3. Secure Cross-domain Data Access

Though “Same Origin Policy” allows cross-site scripting, it does not allow web applications accessing data on other servers. The next generation of web applications will be much more data intensive. They will want to exchange data with other servers than the originating server. There is no other way of achieving this except for exploiting the above “cross site scripting” loophole. In fact, the so called “Mashup” phenomenon like how people typically embed GoogleMap into their own web pages relies on this technique, leaving many web applications under significant security risks.

Possible Solutions:

1. JSONRequest, as proposed in reference http://json.org/JSONRequest.html;

2. Cross-domain Request (XDR), XDomainRequest, built into IE8 (http://www.microsoft.com/windows/products/winfamily/ie/ie8/readiness/Dev...);

4. Mashup security

Mashups mix and merge “mashup widgets” (data and code) from multiple sources in a user’s browser, to provide high-value web applications. Depending on how page authors assemble the mashup page, these widgets on the page may have unwanted access to the state of other widgets and the page. The issues of cross-site scripting and XSRF are even more proven to create major security holes in Mashups.

In order to properly isolate these widgets from each other to prevent unwanted access, page authors can load each widget into its own “iframe”. For example, IBM researchers proposed “SMash” that uses iframe to isolate different widgets. However, due to the lack of cross frame communication mechanism, interaction between widgets is not possible. “Smash” uses <iframe>s to maintain isolation between components from different domains and to use the fragment ID of the URLs to enable communication between the frames, which is “hack” though it works on browsers.

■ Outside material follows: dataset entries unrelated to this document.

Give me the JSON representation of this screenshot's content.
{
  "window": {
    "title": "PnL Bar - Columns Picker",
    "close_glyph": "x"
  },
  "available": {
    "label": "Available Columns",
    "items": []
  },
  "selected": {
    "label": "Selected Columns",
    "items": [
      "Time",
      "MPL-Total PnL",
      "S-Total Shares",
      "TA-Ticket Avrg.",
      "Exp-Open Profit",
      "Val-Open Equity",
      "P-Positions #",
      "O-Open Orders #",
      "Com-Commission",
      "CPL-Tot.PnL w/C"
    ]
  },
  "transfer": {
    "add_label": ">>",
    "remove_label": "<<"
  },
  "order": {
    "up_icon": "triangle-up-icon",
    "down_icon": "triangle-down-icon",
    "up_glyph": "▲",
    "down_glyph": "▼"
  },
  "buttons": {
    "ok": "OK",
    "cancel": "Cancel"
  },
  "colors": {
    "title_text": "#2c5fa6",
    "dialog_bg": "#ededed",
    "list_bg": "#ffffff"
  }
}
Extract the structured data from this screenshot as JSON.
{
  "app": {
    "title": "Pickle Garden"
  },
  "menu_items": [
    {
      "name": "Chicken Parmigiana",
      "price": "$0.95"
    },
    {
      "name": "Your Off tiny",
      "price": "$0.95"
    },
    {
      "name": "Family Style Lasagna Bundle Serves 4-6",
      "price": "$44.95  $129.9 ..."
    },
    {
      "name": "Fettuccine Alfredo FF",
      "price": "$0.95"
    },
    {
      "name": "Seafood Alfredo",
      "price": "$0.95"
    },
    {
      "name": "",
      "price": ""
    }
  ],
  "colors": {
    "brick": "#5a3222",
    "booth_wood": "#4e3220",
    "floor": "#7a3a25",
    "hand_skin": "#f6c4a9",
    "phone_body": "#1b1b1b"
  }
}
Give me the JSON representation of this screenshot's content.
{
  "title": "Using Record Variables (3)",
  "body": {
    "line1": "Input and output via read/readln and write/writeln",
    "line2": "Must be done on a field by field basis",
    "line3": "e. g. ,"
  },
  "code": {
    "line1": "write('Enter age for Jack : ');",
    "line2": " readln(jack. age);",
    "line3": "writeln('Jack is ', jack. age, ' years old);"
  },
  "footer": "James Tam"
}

What would be ideal here is to have the “iframe” isolation and a high level secure messaging mechanism among the iframes without breaking the “same origin” policy.

Possible Solutions:

1. OpenAjax Hub 1.1 (http://www.openajax.org/member/wiki/OpenAjax_Hub_1.1_Specification_Managed_Hub_APIs) from OpenAjax Alliance.

References

  • Cross Site Scripting”, http://en.wikipedia.org/wiki/Cross-site_scripting, Wikipedia;
  • “JSONRequest”, http://json.org/JSONRequest.html, Douglas Crockford ;
  • “ADSafe”, http://www.adsafe.org/, Douglas Crockford;
  • ”SMash: Secure Cross-Domain Mashups on Unmodified Browsers“, http://domino.research.ibm.com/library/cyberdig.nsf/1e4115aea78b6e7c85256b360066f0d4/0ee2d79f8be461ce8525731b0009404d?OpenDocument, Frederik De Keukelaere, Sumeer Bhola, Michael Steiner, Suresh Chari, Sachiko Yoshihama, IBM Corporation;
  • Cross Site Request Forgery, http://www.owasp.org/index.php/Cross-Site_Request_Forgery, WikiPedia;
  • Mitigating Cross-site Scripting With HTTP-only Cookies, http://msdn2.microsoft.com/en-us/library/ms533046.aspx, Microsoft;
  • “Fixing browser security: SameRefererOnly”, http://getahead.org/blog/joe/2007/08/07/fixing_browser_security_samerefereronly.html, Joe Walker;
  • Mashup Security Approaches”, http://www.openajax.org/member/wiki/Mashup_Security_Approaches, OpenAjax Alliance;
  • “Cross Domain Data Exchange Using Cascading Style Sheet as Data Carrier”, http://openajax.org/pipermail/communicationshub/attachments/20070929/db4bf7f0/attachment-0001.doc , Gideon Lee, OpenSpot;
  • How do I make my site ‘light up’ with Internet Explorer 8, http://www.microsoft.com/windows/products/winfamily/ie/ie8/readiness/DevelopersNew.htm, Microsoft;
  • Read the original blog entry...